Thursday, April 06, 2006

Love is a battlefield

I was thinking last night of someone I dated not too long after I lost my job in the fall. His name was Kirk and he was the oldest person I had ever dated. Taller than me but not too tall, he had blondish hair and a coy smile, a medium build that was strong but not gym-rat ripped. We didn't get much time together before he was deployed for training in Georgia and then back to the middle-east. Before we met, he had volunteered to go back to Iraq for a second tour of duty having first been stationed in Bosnia. He reasoned that as an officer and a full-time member of the Nebraska National Guard, he would return and be able to pay off his house, retire very early and would help those still in the country. It was something I couldn't comprehend, volunteering to go to Iraq, of all places. He had served his country and clearly it had taken a toll on him. For someone in his early-30's he had pain creases deep in his face. I don't mean natural wrinkles, they were in places that only come from constant frowns and straining, a truly weathered look...weathered by life and the elements.

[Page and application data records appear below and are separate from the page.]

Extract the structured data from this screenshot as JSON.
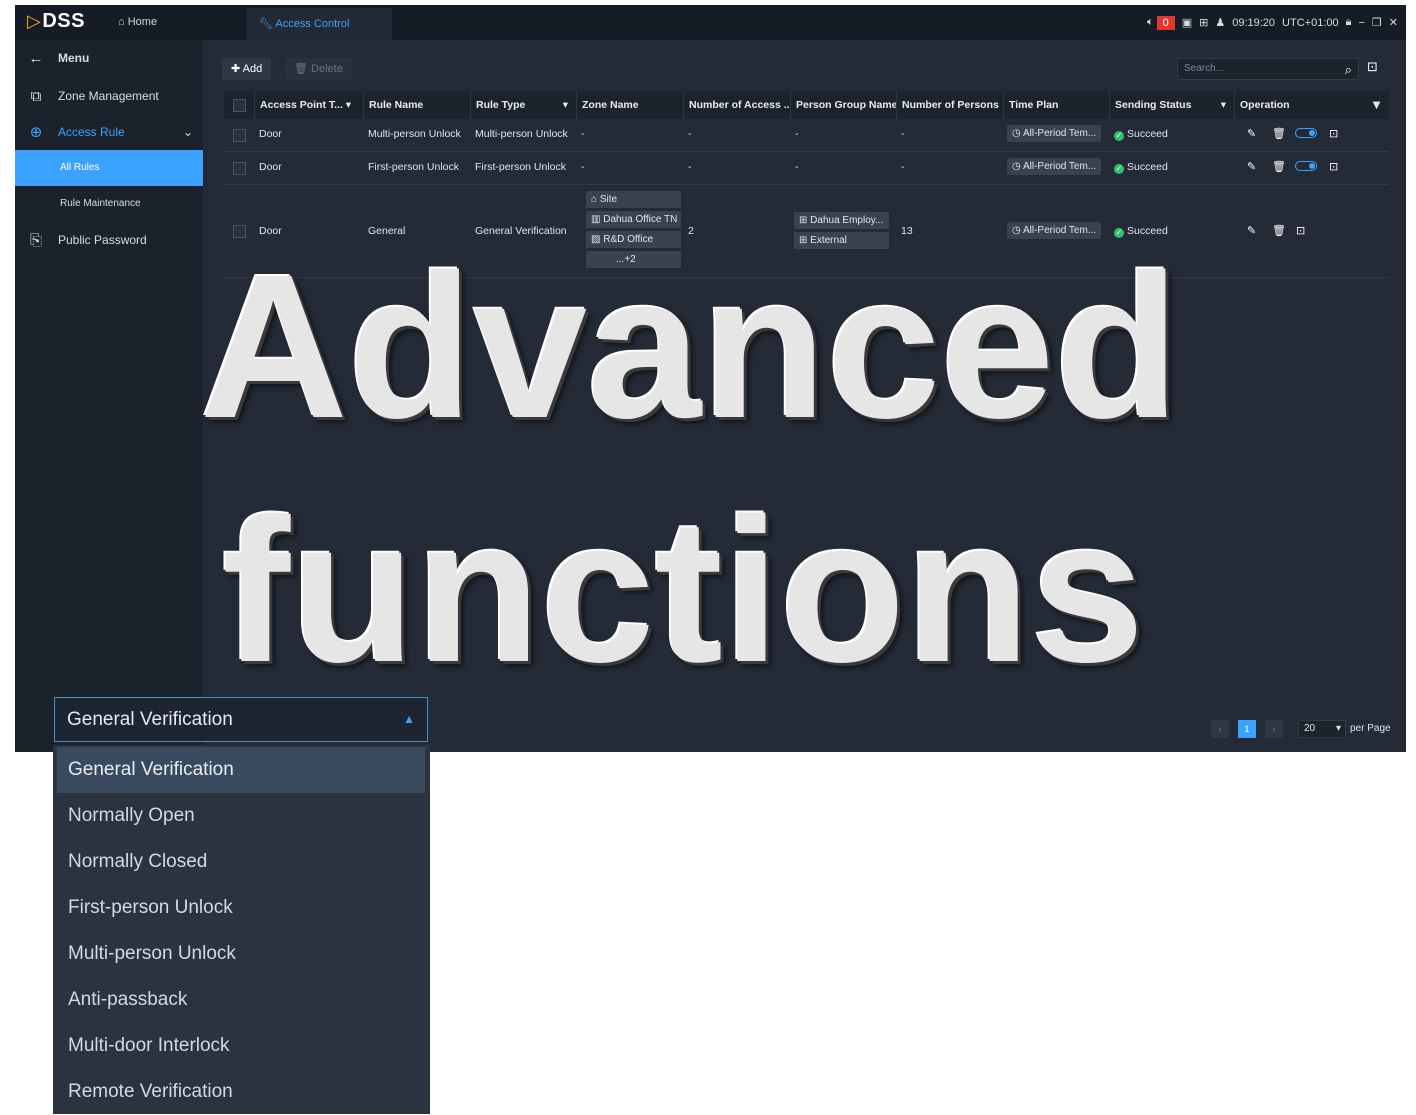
{
  "app": {
    "logo": "DSS",
    "home_tab": "Home",
    "active_tab": "Access Control",
    "alarm_count": "0",
    "time": "09:19:20",
    "timezone": "UTC+01:00"
  },
  "sidebar": {
    "title": "Menu",
    "items": [
      {
        "label": "Zone Management",
        "icon": "zone-icon"
      },
      {
        "label": "Access Rule",
        "icon": "access-rule-icon"
      },
      {
        "label": "All Rules"
      },
      {
        "label": "Rule Maintenance"
      },
      {
        "label": "Public Password",
        "icon": "password-icon"
      }
    ]
  },
  "toolbar": {
    "add_label": "Add",
    "delete_label": "Delete",
    "search_placeholder": "Search..."
  },
  "table": {
    "columns": [
      "Access Point T...",
      "Rule Name",
      "Rule Type",
      "Zone Name",
      "Number of Access ...",
      "Person Group Name",
      "Number of Persons",
      "Time Plan",
      "Sending Status",
      "Operation"
    ],
    "rows": [
      {
        "access_point": "Door",
        "rule_name": "Multi-person Unlock",
        "rule_type": "Multi-person Unlock",
        "zone": "-",
        "num_access": "-",
        "person_group": "-",
        "num_persons": "-",
        "time_plan": "All-Period Tem...",
        "status": "Succeed"
      },
      {
        "access_point": "Door",
        "rule_name": "First-person Unlock",
        "rule_type": "First-person Unlock",
        "zone": "-",
        "num_access": "-",
        "person_group": "-",
        "num_persons": "-",
        "time_plan": "All-Period Tem...",
        "status": "Succeed"
      },
      {
        "access_point": "Door",
        "rule_name": "General",
        "rule_type": "General Verification",
        "zones": [
          "Site",
          "Dahua Office TN",
          "R&D Office",
          "...+2"
        ],
        "num_access": "2",
        "person_groups": [
          "Dahua Employ...",
          "External"
        ],
        "num_persons": "13",
        "time_plan": "All-Period Tem...",
        "status": "Succeed"
      }
    ]
  },
  "pager": {
    "current_page": "1",
    "page_size": "20",
    "per_page_label": "per Page"
  },
  "overlay": {
    "line1": "Advanced",
    "line2": "functions"
  },
  "dropdown": {
    "selected": "General Verification",
    "options": [
      "General Verification",
      "Normally Open",
      "Normally Closed",
      "First-person Unlock",
      "Multi-person Unlock",
      "Anti-passback",
      "Multi-door Interlock",
      "Remote Verification"
    ]
  },
  "colors": {
    "accent": "#3ba3ff",
    "success": "#2ec36b",
    "alarm": "#e4362e",
    "background": "#232a35"
  }
}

I think, in retrospect, while the relationship was short-lived we found each other at very important times. Having just lost my job, and someone I cared about but just couldn't have, I needed some comfort and loving. I think I gave him some compassion and support that he needed while preparing to leave. It wasn't that he talked much about leaving, in fact, he couldn't talk about it. This guy had so many emotional scars they left him bound and gagged and, if I'm going to be honest, sometimes a little dangerous. The support was more about a connection to another human being, another soul that he could take with him when he left. At first I was angry about the way in which he left things, which was by disappearing and not calling, but I realize that he couldn't say goodbye. After everything he had seen I think it was too hard for him to leave on a sad note, he had to pick up his gear and just go. In some strange way it was also a comfort, I think if he hadn't been attached or we hadn't made that important connection, it wouldn't have been difficult to say goodbye.

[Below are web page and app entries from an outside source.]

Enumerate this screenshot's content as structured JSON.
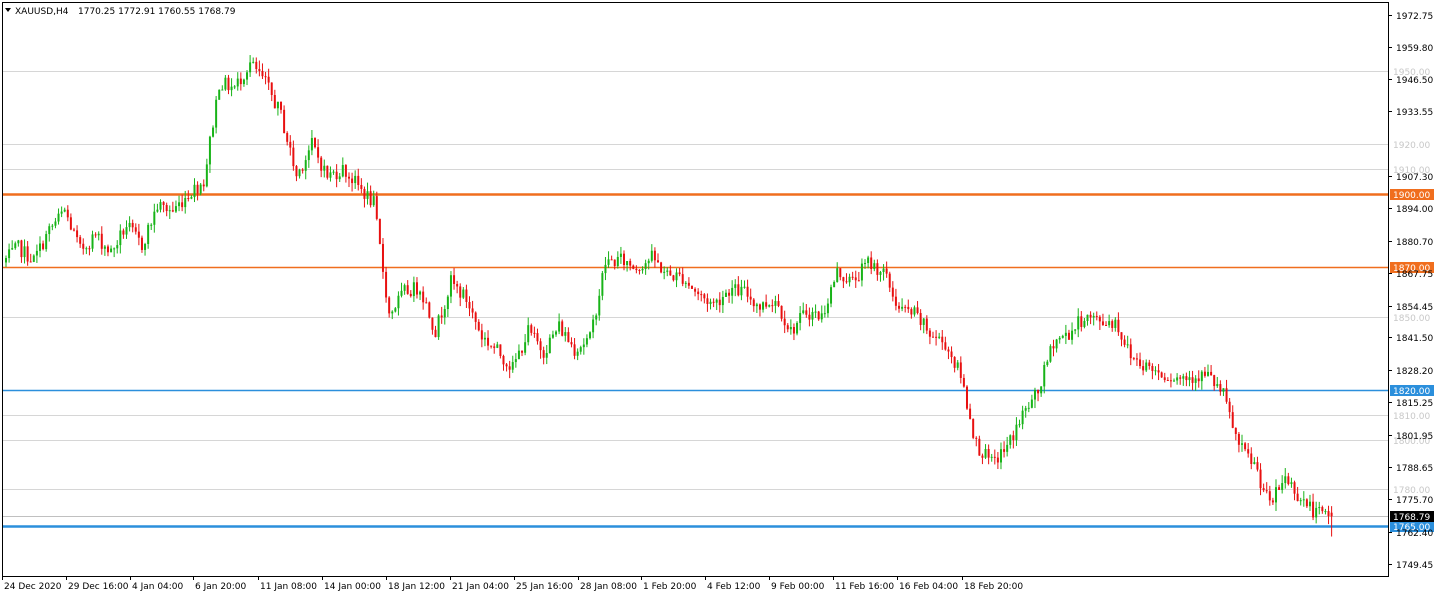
{
  "header": {
    "symbol_timeframe": "XAUUSD,H4",
    "ohlc": "1770.25 1772.91 1760.55 1768.79"
  },
  "colors": {
    "background": "#ffffff",
    "bull": "#18b318",
    "bear": "#e81010",
    "grid": "#d6d6d6",
    "axis": "#000000",
    "orange": "#f06e1e",
    "blue": "#2b8fdc",
    "price_tag_bg": "#000000",
    "faint_label": "#c8c8c8"
  },
  "chart_data": {
    "type": "candlestick",
    "title": "XAUUSD,H4",
    "y_range": [
      1744.5,
      1977.5
    ],
    "y_ticks": [
      {
        "v": 1972.75,
        "label": "1972.75"
      },
      {
        "v": 1959.8,
        "label": "1959.80"
      },
      {
        "v": 1946.5,
        "label": "1946.50"
      },
      {
        "v": 1933.55,
        "label": "1933.55"
      },
      {
        "v": 1907.3,
        "label": "1907.30"
      },
      {
        "v": 1894.0,
        "label": "1894.00"
      },
      {
        "v": 1880.7,
        "label": "1880.70"
      },
      {
        "v": 1867.75,
        "label": "1867.75"
      },
      {
        "v": 1854.45,
        "label": "1854.45"
      },
      {
        "v": 1841.5,
        "label": "1841.50"
      },
      {
        "v": 1828.2,
        "label": "1828.20"
      },
      {
        "v": 1815.25,
        "label": "1815.25"
      },
      {
        "v": 1801.95,
        "label": "1801.95"
      },
      {
        "v": 1788.65,
        "label": "1788.65"
      },
      {
        "v": 1775.7,
        "label": "1775.70"
      },
      {
        "v": 1762.4,
        "label": "1762.40"
      },
      {
        "v": 1749.45,
        "label": "1749.45"
      }
    ],
    "x_labels": [
      "24 Dec 2020",
      "29 Dec 16:00",
      "4 Jan 04:00",
      "6 Jan 20:00",
      "11 Jan 08:00",
      "14 Jan 00:00",
      "18 Jan 12:00",
      "21 Jan 04:00",
      "25 Jan 16:00",
      "28 Jan 08:00",
      "1 Feb 20:00",
      "4 Feb 12:00",
      "9 Feb 00:00",
      "11 Feb 16:00",
      "16 Feb 04:00",
      "18 Feb 20:00"
    ],
    "faint_levels": [
      {
        "v": 1950,
        "label": "1950.00"
      },
      {
        "v": 1920,
        "label": "1920.00"
      },
      {
        "v": 1910,
        "label": "1910.00"
      },
      {
        "v": 1850,
        "label": "1850.00"
      },
      {
        "v": 1810,
        "label": "1810.00"
      },
      {
        "v": 1800,
        "label": "1800.00"
      },
      {
        "v": 1780,
        "label": "1780.00"
      }
    ],
    "levels": [
      {
        "v": 1900,
        "label": "1900.00",
        "color": "orange",
        "width": 2.5
      },
      {
        "v": 1870,
        "label": "1870.00",
        "color": "orange",
        "width": 1.5
      },
      {
        "v": 1820,
        "label": "1820.00",
        "color": "blue",
        "width": 1.5
      },
      {
        "v": 1765,
        "label": "1765.00",
        "color": "blue",
        "width": 2.5
      }
    ],
    "current_price": {
      "v": 1768.79,
      "label": "1768.79"
    },
    "path": [
      1872,
      1878,
      1873,
      1885,
      1893,
      1877,
      1883,
      1876,
      1887,
      1879,
      1895,
      1893,
      1900,
      1905,
      1945,
      1943,
      1953,
      1945,
      1932,
      1907,
      1920,
      1907,
      1910,
      1903,
      1896,
      1851,
      1860,
      1862,
      1844,
      1864,
      1857,
      1842,
      1836,
      1829,
      1844,
      1836,
      1846,
      1837,
      1841,
      1872,
      1873,
      1870,
      1874,
      1867,
      1866,
      1859,
      1855,
      1861,
      1860,
      1854,
      1857,
      1844,
      1852,
      1850,
      1868,
      1864,
      1872,
      1868,
      1853,
      1851,
      1843,
      1839,
      1826,
      1798,
      1790,
      1797,
      1810,
      1819,
      1840,
      1843,
      1850,
      1848,
      1848,
      1834,
      1830,
      1827,
      1825,
      1826,
      1826,
      1818,
      1797,
      1790,
      1773,
      1785,
      1776,
      1770,
      1768.79
    ]
  }
}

I sent him an email this morning, not knowing if he will ever receive it or not, but sending one none-the-less. Honestly, I have no idea what the protocol is for wartime correspondence. Hey, how's it going, hope you're not dead, haven't talked to you in eight months, I have no right but I am thinking of you anyway. Oh, by the way, I moved away from Nebraska so if, like me, you had ever harbored a fantasy reunion in your mind, it's doubtful. I felt foolish trying to write it but I felt compelled to do so. I supposed it's never terrible to get a note from someone who says they're thinking of you. I don't know if the fact that it's someone to whom you've made love makes a difference or not, someone you had to let go before going back to war. Will that hurt him more than it will help? I want to GOOGLE his name but afraid to find an obituary pulled up in the search.

Dating Kirk gave me a face and an appreciation, if not a true understanding, of the toll that war or military "conflict" takes on human beings. It reminds me of a short-lived but sweet and intense connection I made and that, despite my recent self-focused nature, it's something I could probably summon up again. If even a connection is only made somewhere in the ether, I hope he feels it right now.

2 comments:

Jeff said...

Beatifully told, Danni. I find it interesting and wholly relevent that sometimes perspective of the "what's" and the "why's" of past events comes with better clairy after a few months.

Danni said...

Why is that so hard to remember in the moment?